Officials see long flood fight ahead
Published 12:02 am Wednesday, May 18, 2011
NATCHEZ — When local cities or government agencies try to keep back the rising Mississippi River, it’s often called a flood fight — and that’s the language they use, of fighting and never giving up.
The river at Natchez is expected to stand at a record-high 62 feet this morning, just one foot shy of its projected May 21 crest.
For perspective, that’s 14 feet above flood stage and a whopping 25-plus feet above the historic average stage for this time of year.
Email newsletter signup
“We have a long fight ahead of us, 30 days for the duration of this flood — that’s the longest I’ve ever seen,” Fifth Levee District President Reynold Minsky said. “But we have people on the ground that are doing what they are supposed to do, and if we need more help we can call on any resource in the state of Louisiana to get what we need.”
The flood fight thus far has been battling sand boils, which result when pressure from the river forces water under the levee, displacing soil and forming a hole. Boils can be addressed by building a ring well of sandbags around them, allowing the water pressure to equalize before the boil is plugged.
Boils the levee district is fighting right now include ones at Lake St. John and Lake Bruin, Boggy Bay and at the Henderson Project in East Carroll Parish, Minsky said.
“The levee is not going to give away,” he said. “We are not going to lose the levee, we are not going to overtop.
“There are no boils in Concordia that are not under control — we are in excellent shape.
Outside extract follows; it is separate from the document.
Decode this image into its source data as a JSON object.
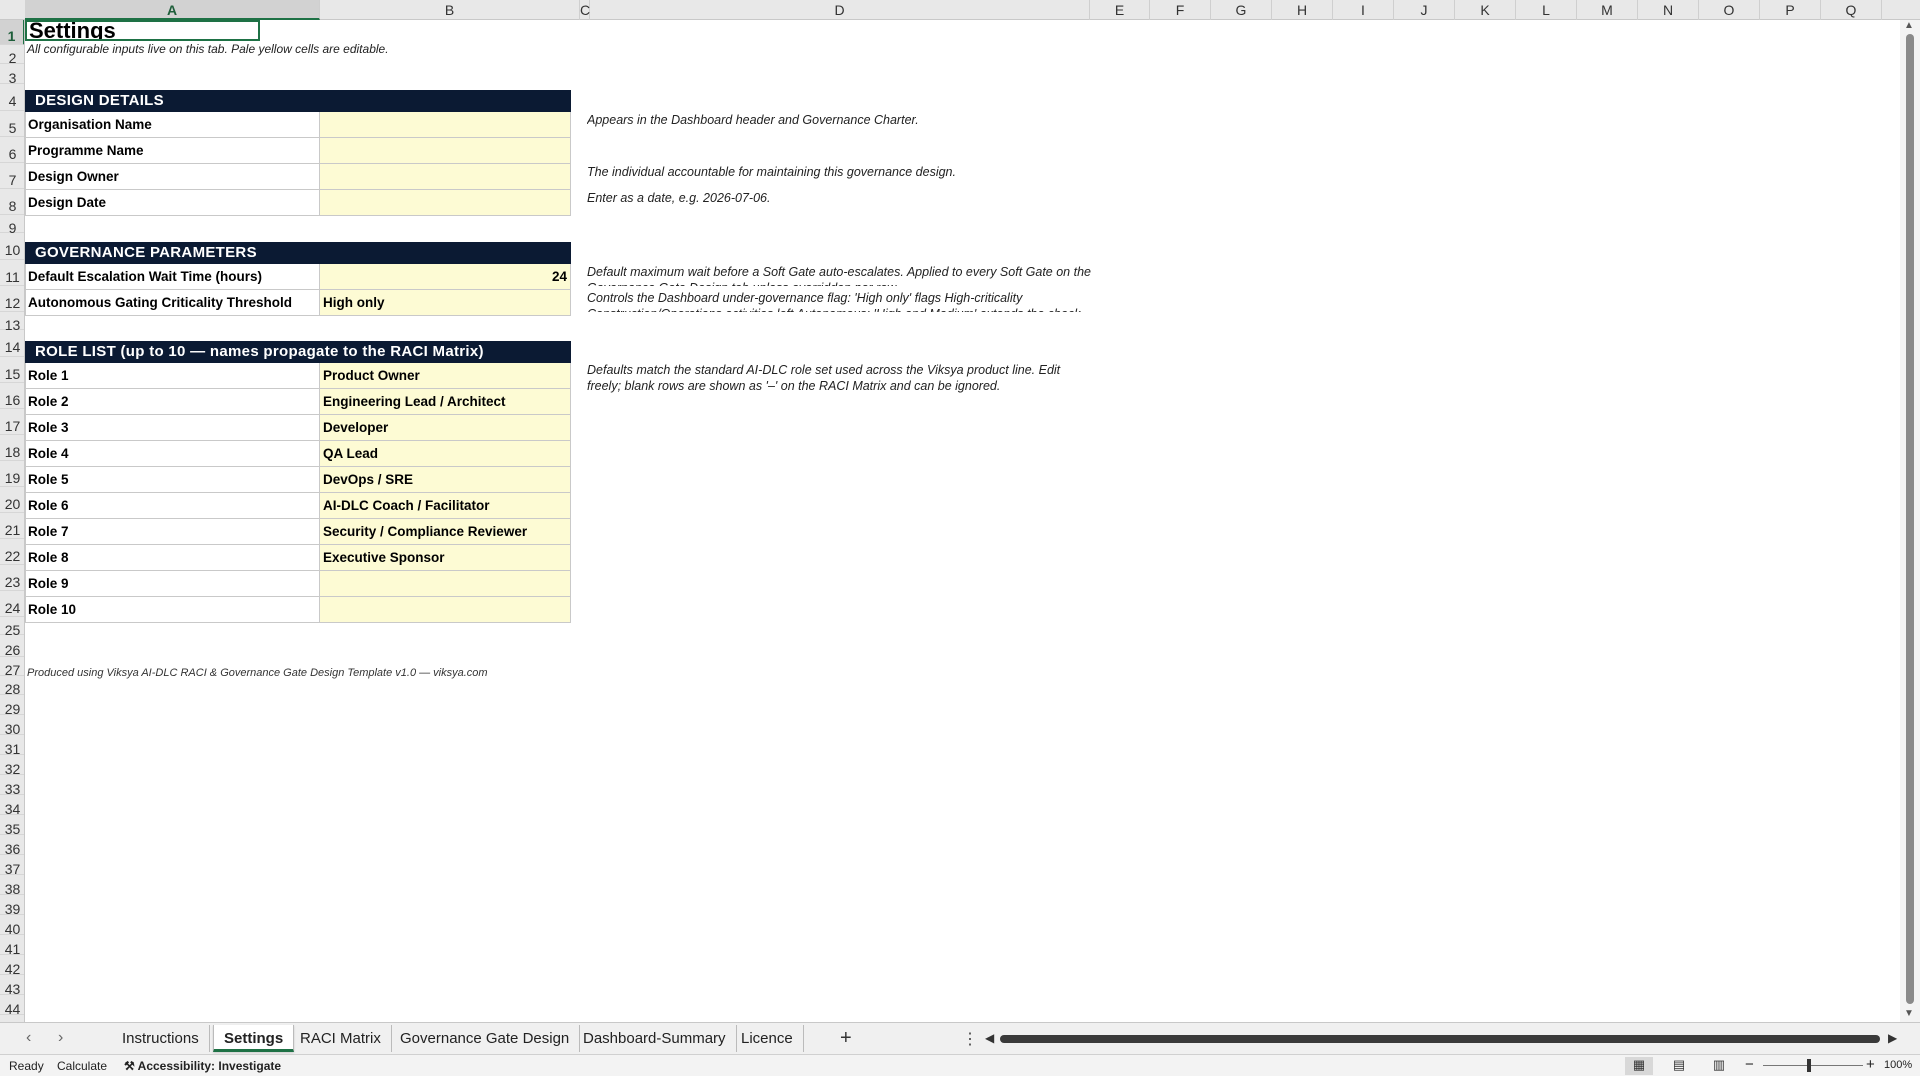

If we haven’t fixed it we will (have fixed) it by (Tuesday).”
In Vidalia, the city wasn’t fighting a boil, but it was something akin to it.
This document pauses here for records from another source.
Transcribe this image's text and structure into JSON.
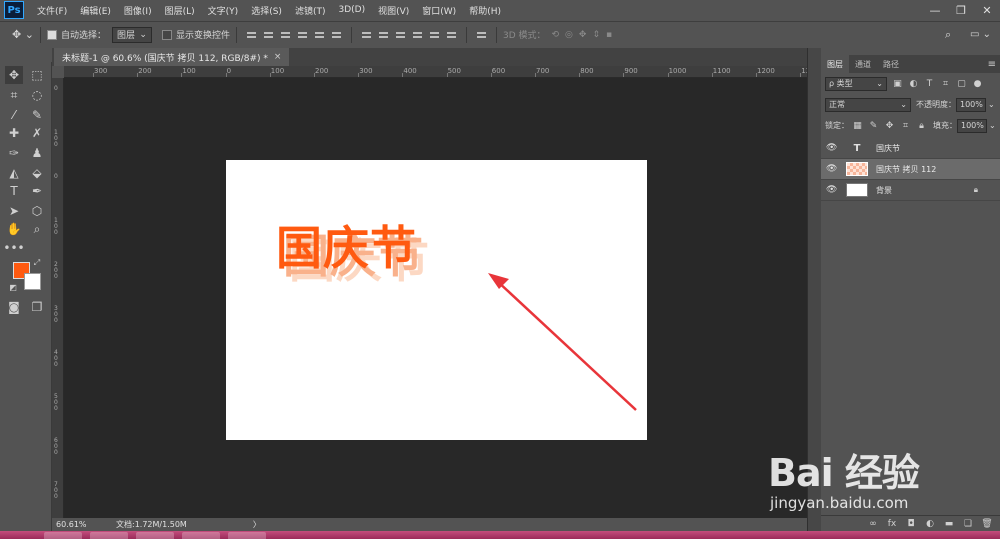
{
  "app": {
    "logo": "Ps"
  },
  "menu": [
    "文件(F)",
    "编辑(E)",
    "图像(I)",
    "图层(L)",
    "文字(Y)",
    "选择(S)",
    "滤镜(T)",
    "3D(D)",
    "视图(V)",
    "窗口(W)",
    "帮助(H)"
  ],
  "window_controls": {
    "minimize": "—",
    "restore": "❐",
    "close": "✕"
  },
  "options": {
    "auto_select_label": "自动选择：",
    "auto_select_checked": true,
    "target_value": "图层",
    "show_transform_label": "显示变换控件",
    "show_transform_checked": false,
    "mode_3d_label": "3D 模式："
  },
  "document_tab": {
    "title": "未标题-1 @ 60.6% (国庆节 拷贝 112, RGB/8#) *",
    "close": "×"
  },
  "ruler_top_labels": [
    "300",
    "200",
    "100",
    "0",
    "100",
    "200",
    "300",
    "400",
    "500",
    "600",
    "700",
    "800",
    "900",
    "1000",
    "1100",
    "1200",
    "1300"
  ],
  "ruler_left_labels": [
    "0",
    "100",
    "0",
    "100",
    "200",
    "300",
    "400",
    "500",
    "600",
    "700"
  ],
  "canvas": {
    "text": "国庆节",
    "text_color": "#ff5a10",
    "arrow_color": "#e8353a"
  },
  "status": {
    "zoom": "60.61%",
    "doc_info": "文档:1.72M/1.50M",
    "arrow": "〉"
  },
  "panel": {
    "tabs": [
      "图层",
      "通道",
      "路径"
    ],
    "filter_kind": "ρ 类型",
    "blend_mode": "正常",
    "opacity_label": "不透明度：",
    "opacity_value": "100%",
    "lock_label": "锁定：",
    "fill_label": "填充：",
    "fill_value": "100%",
    "layers": [
      {
        "name": "国庆节",
        "type": "text",
        "visible": true,
        "selected": false
      },
      {
        "name": "国庆节 拷贝 112",
        "type": "raster",
        "visible": true,
        "selected": true
      },
      {
        "name": "背景",
        "type": "background",
        "visible": true,
        "selected": false,
        "locked": true
      }
    ]
  },
  "colors": {
    "foreground": "#ff5a10",
    "background": "#ffffff"
  },
  "watermark": {
    "logo": "Bai 经验",
    "url": "jingyan.baidu.com"
  }
}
On the riverfront, what is suspected to be an abandoned drain blew out late Sunday evening, allowing water into areas on the flooded riverfront that had theretofore been protected by the Hesco Bastion instant levees.
As water filled the area surrounding the convention center, the city tried Monday to drop 2,500-pound sandbags into the hole by helicopter, but had to abort the mission because the aircraft were causing too much turbulence against the instant levees.
The hole was successfully plugged Monday evening, however, when the city was able to get a barge from Vidalia Dock and Storage and a track hoe from Camo Construction to drop the extra-large sandbags into the hole, Mayor Hyram Copeland said.
“We secured that hole, which is kind of amazing,” he said.
Tuesday, efforts were concentrated on shoring up the Hesco boxes on the northern side of the convention center, near where the leak occurred.
“We are shoring that up again,” Copeland said. “We are holding our own and we have the water where we want it to be as far as the convention center is concerned — we do not have water in the building itself.”
The rest of the buildings on the riverfront are secure and the instant levees around them are holding, and Copeland said while some seepage water has come through the Hesco boxes, pumps are keeping it under control.
Across the river, the U.S. Army Corps of Engineers started placing 150 tons of riprap on the riverbank Tuesday to prevent further erosion at Natchez Under-the-Hill.
The Natchez Fire Department has a boat waiting in the river for safety purposes while the crews work near the rapidly moving water, Natchez City Engineer David Gardner said.
The city is also having to fight seepage water flooding the sewage lift station Under-the-Hill, and a piece of equipment that alternates the work between two pumps in the station had to be replaced Monday, Gardner said.
“We were concerned about that because those pumps are not designed to run constantly,” he said.
“We pumped it down and found some areas where the water is escaping through the sandbags, and we are keeping those sealed up.
“We are holding the water back the best we can. It is not perfect but it is not as much (water) as it was.”
Keeping the sewer lift station clear of water allows the businesses Under-the-Hill to remain open, Gardner said.
While the area waits to see what the floodwaters will do next, no emergency shelters in Adams County are open and no are plans in place to open shelters, Adams County Emergency Management Director Stan Owens said.
However, American Red Cross representatives have been doing site checks in some areas to be prepared in the event on an evacuation.
“We’re just preparing for the worst,” Owens said.
In other flood related news, a representative from the Mississippi State Department of Health is advising residents to avoid contact with floodwaters.
MDH district health officer Thomas Dobbs said chances are high that the flooded Mississippi River is contaminated with runoff from septic tanks or farming chemicals.
“There is a very good chance the (river) water is contaminated with harmful germs,” he said.
If residents are exposed to the water, especially if they have a cut or sore, they should immediately wash off and apply antibacterial medicine to exposed wounds, Dobbs said.
Dobbs also advised those without up-to-date tetanus shots to get the vaccination shots if they are exposed to the floodwaters, particularly if they have a wound.
Likewise, Dobbs said to make sure children avoid puddles.
-Emily Lane contributed to this report.